  1. More than a decade after it began, the national pathways movement continues to gain momentum and attract new, energetic cross-sector leaders. The Summits were an opportunity to engage new voices and perspectives in the national conversation about pathways. The states represented at the Summits are in varied places in their pathways work, but all brought committed leaders who contributed to the conversation. National pathways initiatives too often focus on the same small group of states and include too few perspectives. In doing so, we miss the opportunity to learn from emerging leaders and diverse viewpoints across industries and the country. New federal investments in pathways and workforce development that support initiatives—spanning the U.S. Departments of Commerce, Education, Energy, Labor, and Transportation—are bringing renewed attention to pathways.
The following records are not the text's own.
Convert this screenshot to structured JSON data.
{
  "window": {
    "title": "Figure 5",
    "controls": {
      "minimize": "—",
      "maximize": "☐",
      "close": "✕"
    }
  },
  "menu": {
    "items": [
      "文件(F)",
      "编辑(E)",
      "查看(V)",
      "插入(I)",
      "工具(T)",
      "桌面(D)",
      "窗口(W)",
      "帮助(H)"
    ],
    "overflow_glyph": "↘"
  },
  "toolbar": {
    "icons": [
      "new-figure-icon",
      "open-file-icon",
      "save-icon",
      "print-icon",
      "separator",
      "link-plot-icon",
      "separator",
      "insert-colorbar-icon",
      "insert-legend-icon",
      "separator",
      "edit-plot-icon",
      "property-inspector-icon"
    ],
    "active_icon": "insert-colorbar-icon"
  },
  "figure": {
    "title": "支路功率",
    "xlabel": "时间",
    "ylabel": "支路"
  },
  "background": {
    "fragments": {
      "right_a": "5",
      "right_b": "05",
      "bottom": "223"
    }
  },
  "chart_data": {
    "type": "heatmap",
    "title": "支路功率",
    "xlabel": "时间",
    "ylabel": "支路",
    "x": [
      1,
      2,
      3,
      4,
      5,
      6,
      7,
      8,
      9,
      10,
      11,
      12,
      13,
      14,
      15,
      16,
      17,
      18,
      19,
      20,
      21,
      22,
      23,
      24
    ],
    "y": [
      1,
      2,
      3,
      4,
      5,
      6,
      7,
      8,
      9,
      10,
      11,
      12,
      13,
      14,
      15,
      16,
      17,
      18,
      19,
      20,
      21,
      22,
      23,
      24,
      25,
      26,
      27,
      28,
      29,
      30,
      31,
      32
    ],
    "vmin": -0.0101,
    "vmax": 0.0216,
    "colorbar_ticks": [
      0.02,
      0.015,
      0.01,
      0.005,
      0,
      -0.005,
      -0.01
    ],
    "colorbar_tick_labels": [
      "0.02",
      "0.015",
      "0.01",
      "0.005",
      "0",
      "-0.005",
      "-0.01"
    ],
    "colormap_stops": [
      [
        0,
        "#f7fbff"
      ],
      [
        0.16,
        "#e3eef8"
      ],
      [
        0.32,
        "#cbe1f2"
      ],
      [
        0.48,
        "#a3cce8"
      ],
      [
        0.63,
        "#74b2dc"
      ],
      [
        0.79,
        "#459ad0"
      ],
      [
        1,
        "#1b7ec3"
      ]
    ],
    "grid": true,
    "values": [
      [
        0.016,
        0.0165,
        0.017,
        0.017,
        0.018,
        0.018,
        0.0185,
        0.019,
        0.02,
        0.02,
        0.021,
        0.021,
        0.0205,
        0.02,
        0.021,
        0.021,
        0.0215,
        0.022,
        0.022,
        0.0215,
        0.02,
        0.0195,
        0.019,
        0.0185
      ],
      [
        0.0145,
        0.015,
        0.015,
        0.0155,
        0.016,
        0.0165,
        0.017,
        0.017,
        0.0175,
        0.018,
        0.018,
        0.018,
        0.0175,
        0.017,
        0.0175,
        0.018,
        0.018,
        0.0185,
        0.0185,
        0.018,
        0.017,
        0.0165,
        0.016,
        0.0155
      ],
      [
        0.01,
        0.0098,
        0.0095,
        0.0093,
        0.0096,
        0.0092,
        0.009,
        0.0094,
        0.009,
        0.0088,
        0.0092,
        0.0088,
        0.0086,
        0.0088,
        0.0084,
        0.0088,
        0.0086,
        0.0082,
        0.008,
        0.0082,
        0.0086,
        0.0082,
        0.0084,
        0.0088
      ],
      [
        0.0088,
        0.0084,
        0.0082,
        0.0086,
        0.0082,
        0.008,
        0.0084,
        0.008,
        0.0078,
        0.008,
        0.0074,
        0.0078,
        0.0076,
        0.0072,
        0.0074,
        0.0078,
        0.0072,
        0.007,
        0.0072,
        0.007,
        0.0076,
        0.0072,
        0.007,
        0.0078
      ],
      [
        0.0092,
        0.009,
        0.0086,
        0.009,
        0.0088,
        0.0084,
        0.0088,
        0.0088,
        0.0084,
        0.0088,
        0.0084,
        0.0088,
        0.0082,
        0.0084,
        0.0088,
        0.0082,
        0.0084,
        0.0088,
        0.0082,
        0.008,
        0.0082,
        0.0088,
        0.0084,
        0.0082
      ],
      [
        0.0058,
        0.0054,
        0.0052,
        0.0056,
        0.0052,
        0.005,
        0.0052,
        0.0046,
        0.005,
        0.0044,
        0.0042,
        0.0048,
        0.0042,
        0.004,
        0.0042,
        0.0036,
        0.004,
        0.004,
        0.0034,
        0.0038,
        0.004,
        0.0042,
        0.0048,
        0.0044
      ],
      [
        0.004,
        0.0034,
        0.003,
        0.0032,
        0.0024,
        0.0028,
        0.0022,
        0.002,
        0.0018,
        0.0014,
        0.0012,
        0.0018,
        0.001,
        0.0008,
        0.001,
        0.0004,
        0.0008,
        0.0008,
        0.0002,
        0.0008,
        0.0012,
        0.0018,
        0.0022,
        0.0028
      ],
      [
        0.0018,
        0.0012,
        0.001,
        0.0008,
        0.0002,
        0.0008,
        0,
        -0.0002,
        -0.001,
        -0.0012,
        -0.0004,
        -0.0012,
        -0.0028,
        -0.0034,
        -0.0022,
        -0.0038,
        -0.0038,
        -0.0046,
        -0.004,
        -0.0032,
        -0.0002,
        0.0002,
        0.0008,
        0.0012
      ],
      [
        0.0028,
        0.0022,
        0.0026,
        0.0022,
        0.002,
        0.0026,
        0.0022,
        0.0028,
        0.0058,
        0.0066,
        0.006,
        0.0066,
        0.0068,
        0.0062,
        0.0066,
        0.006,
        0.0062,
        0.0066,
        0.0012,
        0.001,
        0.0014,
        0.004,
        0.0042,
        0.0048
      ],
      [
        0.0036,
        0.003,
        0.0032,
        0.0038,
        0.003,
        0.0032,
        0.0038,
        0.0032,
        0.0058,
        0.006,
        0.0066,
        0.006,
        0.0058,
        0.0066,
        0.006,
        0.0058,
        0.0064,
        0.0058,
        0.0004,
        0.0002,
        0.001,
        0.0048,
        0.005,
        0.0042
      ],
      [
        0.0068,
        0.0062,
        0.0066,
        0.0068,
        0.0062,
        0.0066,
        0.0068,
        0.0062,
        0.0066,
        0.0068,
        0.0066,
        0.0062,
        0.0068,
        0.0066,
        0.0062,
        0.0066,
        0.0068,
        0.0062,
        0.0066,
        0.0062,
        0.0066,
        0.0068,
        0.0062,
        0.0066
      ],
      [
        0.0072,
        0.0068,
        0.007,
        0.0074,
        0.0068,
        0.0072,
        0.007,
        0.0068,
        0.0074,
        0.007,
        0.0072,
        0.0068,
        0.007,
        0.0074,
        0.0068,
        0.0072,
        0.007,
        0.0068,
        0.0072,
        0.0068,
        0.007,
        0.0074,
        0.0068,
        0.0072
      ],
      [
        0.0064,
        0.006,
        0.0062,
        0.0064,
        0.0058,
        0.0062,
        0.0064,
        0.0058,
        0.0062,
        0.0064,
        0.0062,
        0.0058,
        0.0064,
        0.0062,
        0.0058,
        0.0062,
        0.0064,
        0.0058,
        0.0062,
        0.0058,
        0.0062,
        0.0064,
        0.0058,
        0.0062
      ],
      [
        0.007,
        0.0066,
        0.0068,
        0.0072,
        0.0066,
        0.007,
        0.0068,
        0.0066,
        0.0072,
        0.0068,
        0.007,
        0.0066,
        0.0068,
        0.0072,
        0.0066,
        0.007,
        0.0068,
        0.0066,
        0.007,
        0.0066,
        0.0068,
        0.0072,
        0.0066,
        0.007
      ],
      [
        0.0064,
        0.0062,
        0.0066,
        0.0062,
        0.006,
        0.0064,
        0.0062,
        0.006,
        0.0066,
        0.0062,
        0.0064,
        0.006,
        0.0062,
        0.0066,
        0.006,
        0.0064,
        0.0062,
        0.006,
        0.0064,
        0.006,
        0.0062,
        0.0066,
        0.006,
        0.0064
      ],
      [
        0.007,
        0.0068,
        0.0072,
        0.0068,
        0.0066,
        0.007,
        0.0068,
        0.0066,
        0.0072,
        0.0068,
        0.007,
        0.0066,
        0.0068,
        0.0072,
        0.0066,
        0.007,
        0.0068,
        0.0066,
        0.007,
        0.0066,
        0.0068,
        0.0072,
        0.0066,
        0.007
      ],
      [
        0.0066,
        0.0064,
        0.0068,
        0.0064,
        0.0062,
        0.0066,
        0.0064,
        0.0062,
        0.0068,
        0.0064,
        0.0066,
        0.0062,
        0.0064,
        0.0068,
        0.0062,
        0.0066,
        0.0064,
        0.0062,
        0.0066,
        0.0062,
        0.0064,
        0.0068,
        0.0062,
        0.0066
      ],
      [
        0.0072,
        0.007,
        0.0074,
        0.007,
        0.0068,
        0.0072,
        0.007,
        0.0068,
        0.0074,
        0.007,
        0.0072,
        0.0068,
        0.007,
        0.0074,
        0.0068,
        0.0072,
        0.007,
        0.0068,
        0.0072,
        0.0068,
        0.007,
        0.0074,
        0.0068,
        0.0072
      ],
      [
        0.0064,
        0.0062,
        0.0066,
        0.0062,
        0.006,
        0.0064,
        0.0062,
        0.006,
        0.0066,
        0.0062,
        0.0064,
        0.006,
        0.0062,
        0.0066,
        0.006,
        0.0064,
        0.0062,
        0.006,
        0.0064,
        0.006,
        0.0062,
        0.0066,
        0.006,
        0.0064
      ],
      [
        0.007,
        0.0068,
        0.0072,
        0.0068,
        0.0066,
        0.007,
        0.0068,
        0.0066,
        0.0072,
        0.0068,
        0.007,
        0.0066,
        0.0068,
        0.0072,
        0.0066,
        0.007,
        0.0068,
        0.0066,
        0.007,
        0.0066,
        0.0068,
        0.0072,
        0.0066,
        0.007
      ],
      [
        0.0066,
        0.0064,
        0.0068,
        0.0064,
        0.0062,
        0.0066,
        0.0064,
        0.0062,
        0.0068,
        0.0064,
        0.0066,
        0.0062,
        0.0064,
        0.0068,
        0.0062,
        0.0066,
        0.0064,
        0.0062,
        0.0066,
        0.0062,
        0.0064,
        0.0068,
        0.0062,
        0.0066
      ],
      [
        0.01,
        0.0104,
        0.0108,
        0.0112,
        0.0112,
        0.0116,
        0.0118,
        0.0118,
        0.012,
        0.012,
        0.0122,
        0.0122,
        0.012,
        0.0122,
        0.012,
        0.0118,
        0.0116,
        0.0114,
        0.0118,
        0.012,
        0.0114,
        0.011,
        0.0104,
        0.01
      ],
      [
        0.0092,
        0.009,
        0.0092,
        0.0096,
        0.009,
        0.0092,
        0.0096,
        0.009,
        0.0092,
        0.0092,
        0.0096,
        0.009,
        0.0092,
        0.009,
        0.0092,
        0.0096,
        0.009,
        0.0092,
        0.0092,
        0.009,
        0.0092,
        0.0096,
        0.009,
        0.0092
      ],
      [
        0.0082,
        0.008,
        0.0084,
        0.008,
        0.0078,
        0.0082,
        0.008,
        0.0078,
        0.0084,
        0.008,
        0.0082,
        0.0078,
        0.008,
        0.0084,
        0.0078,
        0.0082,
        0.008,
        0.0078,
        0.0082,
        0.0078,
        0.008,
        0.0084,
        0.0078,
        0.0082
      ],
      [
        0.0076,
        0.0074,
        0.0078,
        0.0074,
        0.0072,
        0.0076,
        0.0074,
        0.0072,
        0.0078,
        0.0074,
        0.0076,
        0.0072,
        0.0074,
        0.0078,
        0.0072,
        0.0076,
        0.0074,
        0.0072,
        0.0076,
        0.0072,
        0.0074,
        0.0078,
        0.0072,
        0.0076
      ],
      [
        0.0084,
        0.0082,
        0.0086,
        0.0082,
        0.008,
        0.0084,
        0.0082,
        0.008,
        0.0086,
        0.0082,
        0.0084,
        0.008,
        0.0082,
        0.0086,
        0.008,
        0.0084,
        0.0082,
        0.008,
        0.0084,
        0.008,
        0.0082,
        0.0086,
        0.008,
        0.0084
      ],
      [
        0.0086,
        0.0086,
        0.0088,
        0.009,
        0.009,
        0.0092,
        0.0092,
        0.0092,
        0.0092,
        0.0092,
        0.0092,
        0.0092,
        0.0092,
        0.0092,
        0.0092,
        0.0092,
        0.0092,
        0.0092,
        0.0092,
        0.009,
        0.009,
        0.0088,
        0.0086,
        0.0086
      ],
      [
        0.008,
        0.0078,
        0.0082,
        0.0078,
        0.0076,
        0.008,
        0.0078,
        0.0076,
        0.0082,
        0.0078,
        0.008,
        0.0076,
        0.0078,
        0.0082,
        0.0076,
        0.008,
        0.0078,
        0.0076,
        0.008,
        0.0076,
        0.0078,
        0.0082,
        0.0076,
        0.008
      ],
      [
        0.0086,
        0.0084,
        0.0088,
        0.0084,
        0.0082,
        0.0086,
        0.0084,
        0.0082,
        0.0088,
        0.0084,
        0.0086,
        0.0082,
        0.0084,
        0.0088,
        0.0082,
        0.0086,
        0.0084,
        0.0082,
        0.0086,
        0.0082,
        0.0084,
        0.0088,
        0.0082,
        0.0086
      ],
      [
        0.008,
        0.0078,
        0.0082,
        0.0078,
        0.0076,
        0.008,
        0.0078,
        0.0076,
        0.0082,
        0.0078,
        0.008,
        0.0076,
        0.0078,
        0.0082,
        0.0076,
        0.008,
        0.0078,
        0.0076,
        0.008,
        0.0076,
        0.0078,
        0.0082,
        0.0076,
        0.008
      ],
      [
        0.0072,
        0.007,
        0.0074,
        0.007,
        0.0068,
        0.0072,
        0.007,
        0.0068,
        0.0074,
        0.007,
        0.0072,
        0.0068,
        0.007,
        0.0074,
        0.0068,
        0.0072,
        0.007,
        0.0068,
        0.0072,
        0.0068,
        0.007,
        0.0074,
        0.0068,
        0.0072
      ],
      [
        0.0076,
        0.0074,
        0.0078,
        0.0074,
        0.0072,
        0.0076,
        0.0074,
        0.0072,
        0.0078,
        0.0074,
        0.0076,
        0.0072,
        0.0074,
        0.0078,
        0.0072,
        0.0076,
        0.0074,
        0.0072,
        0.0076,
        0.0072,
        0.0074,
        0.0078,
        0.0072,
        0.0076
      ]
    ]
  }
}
We need to continue to build a coalition of leaders across the country who are working to support young people, communities, and economies.


  1. Postsecondary leaders have a much bigger role to play in building pathways that connect high school, college, and good jobs. The host venues for the Summits were community colleges that are national pathways leaders: the Community College of Aurora in Colorado, Madison College in Wisconsin, Mississippi Gulf Coast Community College in Mississippi, and Renton Technical College in Washington. We heard from the presidents of and students at all four colleges about how they are implementing innovative strategies and systematic approaches to career-focused programming that yield more equitable educational outcomes and career success for students. We could not have asked for better hosts and partners for the Summits. The commitment of college leaders and their teams to this work was clear. Community colleges have long had strong relationships with both K–12 and industry leaders, and their partnership will be essential as we seek to systematically blur the lines between high school, college, and careers.


  1. We have been missing the mark by not bringing state leaders from beyond the education and workforce development systems into our pathways efforts. The Summits brought together longtime pathways leaders—including those from the U.S. Departments of Education and Labor and state K–12, higher education, and workforce systems—with leaders from federal and state agencies that have not often been at the table, such as federal and state departments of transportation and energy. We learned that leaders in these agencies are deeply committed to building the future workforce in their sectors, eager to learn from education and workforce leaders about proven strategies for doing so, and well-positioned to make critical contributions to the next generation of pathways work. These agencies can and should be central actors in the pathways ecosystem who collaborate with education and workforce leaders to braid strategies and funding streams, including recent federal investments, that support the expansion of pathways. Such a coordinated approach would not only provide access to new ideas and funding streams but also support better connections to employers at scale. Agencies such as federal and state departments of transportation and energy are themselves major employers that are committed to equity and quality jobs—and they have strong relationships with private sector employers that could be harnessed to support pathways design and implementation.

We invite you to join us as we put what we learned at the Summits into practice and build a broad national coalition to meet this moment.